Take every line from the records below that includes the word "name".

======== Material supplied ========

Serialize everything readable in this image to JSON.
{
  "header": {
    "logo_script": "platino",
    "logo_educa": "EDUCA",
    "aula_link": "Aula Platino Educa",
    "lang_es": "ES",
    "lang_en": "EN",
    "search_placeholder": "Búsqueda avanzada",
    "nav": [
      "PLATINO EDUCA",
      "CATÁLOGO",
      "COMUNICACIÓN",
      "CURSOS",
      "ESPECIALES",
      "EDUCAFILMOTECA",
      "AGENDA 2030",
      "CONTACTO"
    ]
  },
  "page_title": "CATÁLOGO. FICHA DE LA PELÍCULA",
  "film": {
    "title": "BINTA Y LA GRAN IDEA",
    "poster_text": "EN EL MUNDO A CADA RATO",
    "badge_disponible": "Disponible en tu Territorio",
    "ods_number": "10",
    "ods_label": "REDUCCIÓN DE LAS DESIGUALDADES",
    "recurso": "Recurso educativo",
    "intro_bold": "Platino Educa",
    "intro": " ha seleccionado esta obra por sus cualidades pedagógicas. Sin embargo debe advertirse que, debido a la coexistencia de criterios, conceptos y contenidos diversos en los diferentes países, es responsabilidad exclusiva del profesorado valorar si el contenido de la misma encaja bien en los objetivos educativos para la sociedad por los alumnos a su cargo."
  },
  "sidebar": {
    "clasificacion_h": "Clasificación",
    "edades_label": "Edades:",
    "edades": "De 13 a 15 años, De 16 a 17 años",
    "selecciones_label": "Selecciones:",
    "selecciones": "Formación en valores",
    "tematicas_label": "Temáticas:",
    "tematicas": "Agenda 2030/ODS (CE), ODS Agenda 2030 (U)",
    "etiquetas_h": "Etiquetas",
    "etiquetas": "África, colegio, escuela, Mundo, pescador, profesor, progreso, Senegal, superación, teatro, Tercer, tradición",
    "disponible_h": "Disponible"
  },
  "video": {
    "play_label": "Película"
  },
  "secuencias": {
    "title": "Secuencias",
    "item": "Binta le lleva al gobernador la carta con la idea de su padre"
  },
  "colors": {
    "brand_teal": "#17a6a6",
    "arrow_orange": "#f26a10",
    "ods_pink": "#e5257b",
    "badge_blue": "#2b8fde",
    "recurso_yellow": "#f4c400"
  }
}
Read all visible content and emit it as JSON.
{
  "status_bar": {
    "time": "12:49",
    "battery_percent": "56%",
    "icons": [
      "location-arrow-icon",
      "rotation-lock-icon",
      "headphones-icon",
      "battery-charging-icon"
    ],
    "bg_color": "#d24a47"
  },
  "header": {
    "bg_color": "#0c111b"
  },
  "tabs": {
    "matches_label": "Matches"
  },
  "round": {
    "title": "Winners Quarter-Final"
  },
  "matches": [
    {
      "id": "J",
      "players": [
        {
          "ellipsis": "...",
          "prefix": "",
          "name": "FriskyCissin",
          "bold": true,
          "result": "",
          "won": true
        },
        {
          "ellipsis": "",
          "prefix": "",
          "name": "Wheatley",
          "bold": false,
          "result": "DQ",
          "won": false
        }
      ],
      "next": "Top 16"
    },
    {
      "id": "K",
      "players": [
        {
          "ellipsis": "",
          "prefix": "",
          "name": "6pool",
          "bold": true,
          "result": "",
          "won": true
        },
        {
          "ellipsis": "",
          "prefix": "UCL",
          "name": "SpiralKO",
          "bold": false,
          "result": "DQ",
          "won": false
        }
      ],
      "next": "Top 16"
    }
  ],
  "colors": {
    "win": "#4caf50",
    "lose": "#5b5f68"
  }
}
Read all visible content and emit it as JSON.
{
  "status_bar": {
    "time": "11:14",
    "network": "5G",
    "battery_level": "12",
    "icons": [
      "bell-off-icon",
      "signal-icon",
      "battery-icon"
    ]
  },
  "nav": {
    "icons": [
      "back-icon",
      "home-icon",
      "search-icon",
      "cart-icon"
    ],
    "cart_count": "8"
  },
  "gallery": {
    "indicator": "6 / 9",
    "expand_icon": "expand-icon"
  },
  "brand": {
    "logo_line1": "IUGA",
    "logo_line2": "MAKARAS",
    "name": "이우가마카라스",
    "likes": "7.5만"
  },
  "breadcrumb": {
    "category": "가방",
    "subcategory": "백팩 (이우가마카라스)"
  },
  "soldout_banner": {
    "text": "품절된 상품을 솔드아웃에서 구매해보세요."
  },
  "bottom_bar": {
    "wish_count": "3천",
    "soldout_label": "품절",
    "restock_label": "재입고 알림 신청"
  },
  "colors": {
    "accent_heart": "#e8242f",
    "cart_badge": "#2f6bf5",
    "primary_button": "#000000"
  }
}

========

Response to this exercise:
          "name": "FriskyCissin",
          "name": "Wheatley",
          "name": "6pool",
          "name": "SpiralKO",
    "name": "이우가마카라스",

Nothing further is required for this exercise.